Does Nature Make Us Happy? Marilyn Price-Mitchell In today’s age of high technology, research shows that our hunger for the natural world still endures. In fact, our connections with nature could just be the best medicine for people of all ages—improving our health, happiness, and well-being. Those same connections could also heal the planet. Few would disagree that our natural and cognitive worlds have grown disconnected. Most of us, particularly children, spend far less time in nature today than in recent decades. We don’t have to look far into history to know that humans evolved in natural settings and were deeply connected to their ecological environments. Several particularly interesting studies were published recently in Environment and Behavior by John Zelenski and Elizabeth Nisbet. The Link between Nature and Happiness In the first study, they measured people’s feelings of connectedness across many spheres, including nature. Important Findings on Nature Relatedness References Louv, R. (2008). Zelenski, J.

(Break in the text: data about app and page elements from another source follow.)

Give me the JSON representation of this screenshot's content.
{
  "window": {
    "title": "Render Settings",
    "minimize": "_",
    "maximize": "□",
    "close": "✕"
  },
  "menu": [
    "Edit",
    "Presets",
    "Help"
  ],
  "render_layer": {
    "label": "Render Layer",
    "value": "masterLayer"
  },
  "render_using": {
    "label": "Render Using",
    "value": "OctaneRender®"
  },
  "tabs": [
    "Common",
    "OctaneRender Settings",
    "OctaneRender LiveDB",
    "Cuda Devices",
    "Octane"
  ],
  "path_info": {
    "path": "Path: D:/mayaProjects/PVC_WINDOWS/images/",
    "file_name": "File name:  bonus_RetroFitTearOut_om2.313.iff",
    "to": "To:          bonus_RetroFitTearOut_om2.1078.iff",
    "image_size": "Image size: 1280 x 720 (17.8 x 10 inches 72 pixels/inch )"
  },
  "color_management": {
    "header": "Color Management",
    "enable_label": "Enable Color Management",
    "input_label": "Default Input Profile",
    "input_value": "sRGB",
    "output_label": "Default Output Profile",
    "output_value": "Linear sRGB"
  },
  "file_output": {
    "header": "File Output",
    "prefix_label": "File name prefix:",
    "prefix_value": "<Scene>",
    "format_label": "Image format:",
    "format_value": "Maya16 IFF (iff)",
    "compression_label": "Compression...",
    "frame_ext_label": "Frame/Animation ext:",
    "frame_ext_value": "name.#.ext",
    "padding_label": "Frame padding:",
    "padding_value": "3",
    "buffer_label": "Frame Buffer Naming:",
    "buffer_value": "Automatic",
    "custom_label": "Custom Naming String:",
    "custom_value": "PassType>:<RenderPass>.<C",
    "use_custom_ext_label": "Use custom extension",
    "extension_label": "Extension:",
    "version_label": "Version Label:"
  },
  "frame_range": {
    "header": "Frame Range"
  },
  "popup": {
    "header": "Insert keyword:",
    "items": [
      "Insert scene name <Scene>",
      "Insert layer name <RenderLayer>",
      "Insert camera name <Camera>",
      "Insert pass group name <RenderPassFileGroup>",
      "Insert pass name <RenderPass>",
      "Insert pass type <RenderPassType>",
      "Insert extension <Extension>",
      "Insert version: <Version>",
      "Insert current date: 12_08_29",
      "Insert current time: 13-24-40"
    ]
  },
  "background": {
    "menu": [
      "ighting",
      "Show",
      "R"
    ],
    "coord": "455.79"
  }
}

How I Can Afford My Life Of Constant Travel | Wandering Earl - StumbleUpon I’m confused. I’m simply confused as to how it’s possible that I have so far failed to properly explain how I’ve managed to travel/live/work abroad nonstop for 12 years straight (and counting). The questions are still pouring in every single day: How do you do it? How is it possible to travel for so long? Where does the money come from? And while I thoroughly enjoy communicating with readers (I’m being completely serious and encourage you all to continue sending your emails to me as often as you wish), the fact that these very questions are on the minds of so many of you out there has led me to believe that I need to do a better job at providing the answers. While it’s true that I’ve already written plenty of posts on the matter, clearly all of these posts, even as one collective entity, still fall well short of proving that a life of travel is not some crazy fantasy but a perfectly reasonable and easily attainable lifestyle option instead. So what am I to do? December 25, 1999: March 2000